Group 1-winning jockey Eddie Ahern has been banned from racing for a total of ten years having been found guilty by the BHA of wilfully preventing a horse from running to its merits and for gaining financial reward for information given on four other mounts.
Ahern’s most serious offence was deemed to be his riding of Jane Chapple-Hyam’s former Royal Ascot winner Judgethemoment at Lingfield on January 21, 2011. “Led and soon spread-eagled field” were the in-running comments attributed to the stayer in the two-mile handicap, pointing to the fierce early pace set by Ahern, which the trainer says was contrary to her instructions.
Ahern’s friend, the former footballer Neil Clement, has also been banned from racing, his sentence being 15 years and a £3,000 fine. Clement placed a lay bet of £41,000 against Judgethemoment winning or finishing placed in the seven-runner contest, and was found to have placed other lay bets on horses ridden by the jockey.

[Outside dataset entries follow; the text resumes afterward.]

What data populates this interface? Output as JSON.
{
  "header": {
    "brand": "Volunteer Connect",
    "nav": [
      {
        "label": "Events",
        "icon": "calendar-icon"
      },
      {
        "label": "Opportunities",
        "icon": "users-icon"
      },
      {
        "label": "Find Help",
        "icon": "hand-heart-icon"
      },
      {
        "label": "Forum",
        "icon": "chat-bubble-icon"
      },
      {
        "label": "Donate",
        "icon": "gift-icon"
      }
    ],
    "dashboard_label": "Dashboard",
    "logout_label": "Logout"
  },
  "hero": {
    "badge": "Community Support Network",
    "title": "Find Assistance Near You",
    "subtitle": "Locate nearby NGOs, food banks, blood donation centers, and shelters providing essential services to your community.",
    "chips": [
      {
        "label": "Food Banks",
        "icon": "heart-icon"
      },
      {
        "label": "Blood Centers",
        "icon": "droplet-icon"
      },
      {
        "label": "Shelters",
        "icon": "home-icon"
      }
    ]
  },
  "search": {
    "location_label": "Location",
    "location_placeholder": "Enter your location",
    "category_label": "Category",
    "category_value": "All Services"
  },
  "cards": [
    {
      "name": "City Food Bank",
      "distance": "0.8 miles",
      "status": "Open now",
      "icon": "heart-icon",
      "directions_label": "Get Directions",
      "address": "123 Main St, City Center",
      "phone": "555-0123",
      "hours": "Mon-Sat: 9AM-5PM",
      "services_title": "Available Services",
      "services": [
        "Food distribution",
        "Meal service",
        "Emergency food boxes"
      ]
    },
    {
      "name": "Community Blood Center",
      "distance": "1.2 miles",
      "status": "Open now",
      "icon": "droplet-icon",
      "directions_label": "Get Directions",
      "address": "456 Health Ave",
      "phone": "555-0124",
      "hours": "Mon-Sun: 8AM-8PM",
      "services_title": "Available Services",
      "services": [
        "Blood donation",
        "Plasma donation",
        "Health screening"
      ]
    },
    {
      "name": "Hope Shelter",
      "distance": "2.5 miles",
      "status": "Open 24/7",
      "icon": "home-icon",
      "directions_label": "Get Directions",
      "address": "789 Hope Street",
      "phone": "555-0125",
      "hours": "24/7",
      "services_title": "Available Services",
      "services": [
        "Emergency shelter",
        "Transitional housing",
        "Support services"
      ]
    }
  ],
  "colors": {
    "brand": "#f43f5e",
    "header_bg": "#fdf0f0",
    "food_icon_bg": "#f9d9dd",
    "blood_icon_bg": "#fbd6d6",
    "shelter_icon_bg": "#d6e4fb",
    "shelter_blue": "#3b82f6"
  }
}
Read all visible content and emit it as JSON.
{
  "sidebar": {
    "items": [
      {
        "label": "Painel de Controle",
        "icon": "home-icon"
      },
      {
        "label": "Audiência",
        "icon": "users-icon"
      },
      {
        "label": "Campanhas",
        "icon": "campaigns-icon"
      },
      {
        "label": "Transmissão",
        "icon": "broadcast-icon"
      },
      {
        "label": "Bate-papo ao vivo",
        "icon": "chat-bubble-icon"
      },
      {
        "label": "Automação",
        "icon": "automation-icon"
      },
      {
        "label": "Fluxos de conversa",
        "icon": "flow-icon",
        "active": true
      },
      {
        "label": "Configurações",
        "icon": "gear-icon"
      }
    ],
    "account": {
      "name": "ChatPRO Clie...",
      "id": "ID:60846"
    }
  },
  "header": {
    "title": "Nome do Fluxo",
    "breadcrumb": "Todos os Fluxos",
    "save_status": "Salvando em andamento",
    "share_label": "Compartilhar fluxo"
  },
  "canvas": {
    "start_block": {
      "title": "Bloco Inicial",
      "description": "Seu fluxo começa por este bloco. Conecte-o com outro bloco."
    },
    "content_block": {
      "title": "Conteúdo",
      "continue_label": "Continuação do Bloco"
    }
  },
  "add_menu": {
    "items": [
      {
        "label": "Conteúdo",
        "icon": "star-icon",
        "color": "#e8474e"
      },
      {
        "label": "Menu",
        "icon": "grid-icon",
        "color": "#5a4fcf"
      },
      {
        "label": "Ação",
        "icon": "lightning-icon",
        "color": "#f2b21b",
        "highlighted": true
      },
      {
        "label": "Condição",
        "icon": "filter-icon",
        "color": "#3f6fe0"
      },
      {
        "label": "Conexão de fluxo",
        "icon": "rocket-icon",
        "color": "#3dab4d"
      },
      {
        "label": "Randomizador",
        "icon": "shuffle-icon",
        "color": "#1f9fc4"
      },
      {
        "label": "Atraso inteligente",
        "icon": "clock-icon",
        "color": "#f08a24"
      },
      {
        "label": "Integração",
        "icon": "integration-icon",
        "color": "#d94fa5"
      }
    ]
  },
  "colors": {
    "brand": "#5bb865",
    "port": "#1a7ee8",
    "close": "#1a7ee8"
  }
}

The BHA’s disciplinary panel found Ahern in breach of Rule (B)59.2 for his stopping ride on Judgethemoment, for which he received an eight-year ban, while further rule breaches resulted in a two-year disqualification for the passing of inside information to Clement for reward on four other occasions between September 2010 and February 2011.
The BHA’s Director of Integrity, Legal and Risk Adam Brickell, said after Wednesday’s hearing: “The findings have confirmed that another network of corruption has been successfully prosecuted by the BHA. The clear message from this, and other cases heard in the last 18 months, should be that the BHA is better equipped than ever at pinpointing and prosecuting malpractice. The penalties imposed as a result of these cases being heard should serve as a deterrent to others.
“The links we have developed with betting organisations and the advances made in our sharing of data and intelligence mean that we are increasingly effective at gathering evidence that leads to prosecutions. This investigation was another landmark in terms of our intelligence and evidence gathering capabilities as it was the first occasion on which we have received assistance from a spread betting company to bring a successful prosecution.
“We have now sought and received significant cooperation on a voluntary basis from more than one such firm and we hope that this is a resource we will continue to be able to turn to in future investigations. Meanwhile we continue to await Government’s improvements to the overall legislative framework that will ensure all operators are mandated to share such information with us, and other sporting bodies.”
In addition to the lengthy bans for Ahern and Clement, James Clutterbuck, the son and assistant trainer of Ken Clutterbuck, received a 30-month ban from racing for passing inside information to Clement regarding Stoneacre Gareth’s run at Lingfield on March 9, 2011, implying to the gambler that the gelding would not be able to run to form.